Archive for February 18th, 2021

Why are COVID deaths continuing at a high level?

February 18, 2021

That’s the metric, not cases. that we should stay focused on.

From the get-go I concluded that “confirmed cases” was a problematic metric (due to false positives, varying testing methods and confirmation criteria, and an uncertain mix of people being tested and their outcomes) …. and that our laser focus should be on “daily new deaths” which, while subject to some definitional variance, is a binary, countable number.

See MUST READ: How will we know when we’ve turned a COVID-19 corner?

Somewhat contrary to my own advice, a couple of weeks ago, I started including the Case Fatality Rate (CFR%) in my morning COVID stats post.

Why is that “somewhat contrary to my own advice”?

Dividing a reasonably reliable number (deaths) by a potentially flakey number (cases) usually results in a potentially flakey “synthetic number” that might be misleading.   

There was a glaring upward trend in the CSR%.


Noting the upward trend in the CFR%, a couple of readers asked “Why? What’s going on?”

In a prior post, I took a stab at the answer:

The simple arithmetic answer to the question: The CFR% is going up because daily deaths have plateaued (i.e. stabilized at their peak level) … while confirmed cases have fallen sharply.



While that’s true, it didn’t really answer “why?”, so I started looking at the component number that was exhibiting the greatest variance: confirmed cases.

Why did cases explode, spike and then start declining so steeply?

Were these movements real or just loud statistical noise?


MUST READ: How will we know when we’ve turned a COVID-19 corner?

February 18, 2021

Stay focused on the number of Daily New Deaths!
This is a relevant excerpt from a long ago prior post (May 2020)

Why have I centered on Daily New Deaths (DND)  as my key metric?

First,  saving lives is our paramount objective, right?  If yes, it should be our focus metric.

Second, I think that most other metrics that are being bandied about are quite problematic.

Counting deaths — while a bit macabre — is a more reliable process than counting, say, the number of infected people.

Sure, I’d like to know the number of people infected with COVID-19.

But, unless everybody — or at lest a large statistical sample — is tested, the number of confirmed cases is subject to lots of statistical issues.

Most notably, who is being tested and who isn’t? What about the asymptomatic “hidden carriers”? What are the criteria for confirming a COVID infection? What about false positives (and false negatives)? How to standardize the reporting processes across states? How to keep governmental units from fudging the numbers?

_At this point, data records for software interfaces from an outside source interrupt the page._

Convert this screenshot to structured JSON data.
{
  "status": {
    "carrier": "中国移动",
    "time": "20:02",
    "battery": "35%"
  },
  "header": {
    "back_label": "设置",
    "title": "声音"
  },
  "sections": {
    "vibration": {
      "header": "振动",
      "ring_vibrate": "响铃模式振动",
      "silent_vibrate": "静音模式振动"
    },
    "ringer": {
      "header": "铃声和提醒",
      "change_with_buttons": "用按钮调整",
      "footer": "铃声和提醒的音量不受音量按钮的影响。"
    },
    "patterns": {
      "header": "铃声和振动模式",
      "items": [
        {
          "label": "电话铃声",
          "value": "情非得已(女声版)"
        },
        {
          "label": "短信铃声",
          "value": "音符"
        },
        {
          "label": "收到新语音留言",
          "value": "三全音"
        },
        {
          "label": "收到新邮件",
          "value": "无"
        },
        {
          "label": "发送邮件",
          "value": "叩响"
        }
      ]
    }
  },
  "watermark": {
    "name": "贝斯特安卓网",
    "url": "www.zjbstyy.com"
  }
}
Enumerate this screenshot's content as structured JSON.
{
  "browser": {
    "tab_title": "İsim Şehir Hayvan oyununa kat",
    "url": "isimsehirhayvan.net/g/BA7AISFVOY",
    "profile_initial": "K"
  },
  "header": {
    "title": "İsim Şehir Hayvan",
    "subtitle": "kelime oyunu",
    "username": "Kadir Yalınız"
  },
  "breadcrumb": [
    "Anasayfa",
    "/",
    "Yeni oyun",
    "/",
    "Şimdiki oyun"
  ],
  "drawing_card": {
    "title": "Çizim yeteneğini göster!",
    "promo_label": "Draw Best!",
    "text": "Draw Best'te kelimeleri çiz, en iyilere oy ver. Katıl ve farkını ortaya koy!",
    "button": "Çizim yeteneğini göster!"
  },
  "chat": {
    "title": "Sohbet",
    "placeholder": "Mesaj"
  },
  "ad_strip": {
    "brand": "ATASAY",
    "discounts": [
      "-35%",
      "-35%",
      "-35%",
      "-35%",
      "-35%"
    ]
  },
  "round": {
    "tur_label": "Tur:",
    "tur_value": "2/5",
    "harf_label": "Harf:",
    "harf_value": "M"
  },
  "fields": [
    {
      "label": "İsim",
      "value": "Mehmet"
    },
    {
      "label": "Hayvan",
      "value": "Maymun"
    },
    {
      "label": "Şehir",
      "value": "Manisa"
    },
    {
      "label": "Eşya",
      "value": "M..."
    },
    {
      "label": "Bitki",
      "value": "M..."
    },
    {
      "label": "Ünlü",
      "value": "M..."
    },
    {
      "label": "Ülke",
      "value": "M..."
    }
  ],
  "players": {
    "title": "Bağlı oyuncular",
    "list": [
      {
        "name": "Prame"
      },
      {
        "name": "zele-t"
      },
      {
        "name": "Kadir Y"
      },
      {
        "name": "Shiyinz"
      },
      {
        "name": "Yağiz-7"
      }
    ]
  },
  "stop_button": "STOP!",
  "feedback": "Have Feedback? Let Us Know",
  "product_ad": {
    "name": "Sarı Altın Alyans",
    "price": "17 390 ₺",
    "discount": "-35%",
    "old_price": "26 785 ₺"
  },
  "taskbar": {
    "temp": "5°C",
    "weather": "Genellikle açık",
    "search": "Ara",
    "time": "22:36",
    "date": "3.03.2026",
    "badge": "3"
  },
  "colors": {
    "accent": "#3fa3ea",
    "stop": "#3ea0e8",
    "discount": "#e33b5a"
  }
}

Importantly, if testing increases, then confirmed cases goes up.

Is that an indication of more virus spread or just a reflection of more testing?

I sure can’t tell.


Again, counting fatalities is probably the most reliable metric.

Fatalities are discrete events – so they’re countable.

Still, even deaths may have some counting imperfections.

For example, many non-hospitalized people die and are buried without autopsies.  Some may be uncounted COVID victims.

On the other hand, some people may die and be diagnosed with COVID infections. That doesn’t necessarily mean that COVID killed them.  That’s especially true with COVID since it’s  most deadly for people with other health problems.

And, as we stated above, the definition of COVID deaths has changed:

COVID-related” means “COVID present”, not necessarily “COVID caused” … and that, along the way, “present” was redefined from “confirmed” to “presumed”

Further, COVID deaths are a function of two drivers: the incidence of the virus … and, the nature, level and timing of therapeutic healthcare.

Said differently, more effective therapeutic healthcare will dampen the death toll.


Bottom line:  “Daily New Deaths” is the number we should be watching.

If it shows a consistent downward trend, then we’ll know we’ve turned the corner.

If it stays stable (at a high level) or turns upward, we’ll know that we’re in deep yogurt.


Feb. 18: COVID VAX Stats

February 18, 2021

Vaccine Supply & Vaccinations


Vaccinations per Day


Vaccine Stockpile    Doses NOT Administered


Feb. 18: COVID Tracking Stats

February 18, 2021

Cases & Deaths


Note:  At the index starting date, cases were
~ 100K and deaths were ~ 1,000 per day.


Case Fatality Rate

    See Why is the Case Fatality Rate increasing?